7. Offer Secured Loans
Secured loans are loans backed by collateral, such as a vehicle or property. They are generally less risky for lenders because if borrowers default, they can seize the collateral to recover their losses. This security makes secured loans an attractive option when extending credit to individuals with less-than-perfect credit histories. However, it’s crucial to assess the value and condition of the collateral carefully and have a transparent process for handling defaults, including repossession or foreclosure procedures.
8. Monitor Economic Indicators
Economic indicators serve as barometers for the overall economic health of a region or country. Key indicators to watch include interest rate trends, unemployment rates, inflation rates, and GDP growth. By staying informed about these indicators, you can anticipate how they might impact borrowers’ ability to repay their loans. For example, if interest rates are rising, it might become more complicated for borrowers to afford variable-rate loans. In such cases, you can adjust your lending practices by offering fixed-rate loans or tightening credit requirements to account for the increased risk of rising interest rates.
When borrowers fail to repay their loans, it’s crucial to have a well-thought-out recovery plan. In this section, we’ll explore effective strategies for recovering bad loans.
Open and respectful communication should be your first step in loan recovery. Contact the borrower when you realise the loan is overdue or in default. It’s essential to maintain a professional and empathetic tone during all interactions.
When communicating with the borrower:
Document all communication, including phone calls, emails, and letters, for future reference. This documentation can be valuable if the situation escalates to legal action.
Sometimes, borrowers may be willing to negotiate a settlement to resolve their outstanding loans.
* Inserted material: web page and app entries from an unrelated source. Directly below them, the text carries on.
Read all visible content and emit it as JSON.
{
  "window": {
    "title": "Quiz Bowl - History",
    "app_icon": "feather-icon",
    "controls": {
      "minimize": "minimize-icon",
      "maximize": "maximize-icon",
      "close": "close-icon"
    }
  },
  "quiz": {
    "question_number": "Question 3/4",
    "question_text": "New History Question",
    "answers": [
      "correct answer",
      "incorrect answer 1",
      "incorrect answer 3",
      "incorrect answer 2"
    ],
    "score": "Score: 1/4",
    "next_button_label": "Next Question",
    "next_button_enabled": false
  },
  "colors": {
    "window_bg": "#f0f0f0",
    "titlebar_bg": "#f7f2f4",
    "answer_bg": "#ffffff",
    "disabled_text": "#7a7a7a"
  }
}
This can involve agreeing to a reduced payment or forgiving part of the loan in exchange for a lump-sum payment.
When negotiating a settlement:
Keep in mind that debt negotiation can be a delicate process, and it’s essential to approach it with professionalism and fairness.
If all else fails and the borrower is uncooperative or unwilling to repay, you may need legal action to recover the loan. Consult with an attorney experienced in loan collection to explore your legal options.
Legal actions can include:
Remember that legal actions can be time-consuming and expensive, and there’s no guarantee of recovery. It’s typically best to consider legal action as a last resort when all other avenues have been exhausted.
Another option for recovering bad loans is to enlist the services of a debt collection agency. These agencies specialize in debt recovery and have experience in dealing with challenging cases.
When working with a loan collection agency:
Remember that loan collection agencies may only be suitable for some loans, and their success rate can vary. It’s essential to assess whether this option aligns with your specific situation.
Throughout the loan recovery process, you must know your rights and responsibilities as a creditor. There are specific laws and regulations governing loan collection practices, and violating them can lead to legal consequences.
Some fundamental rights to remember include the following:
Bad loan recovery can be a challenging process, but with the right strategies, you can increase your chances of successfully collecting outstanding loans. Remember that preventing bad loans from happening in the first place is the most effective approach.
If bad loans occur, maintain open communication with borrowers, be open to negotiation, and consider legal action as a last resort. With determination and a well-thought-out plan, you can navigate the complexities of bad loan recovery and regain control of your finances.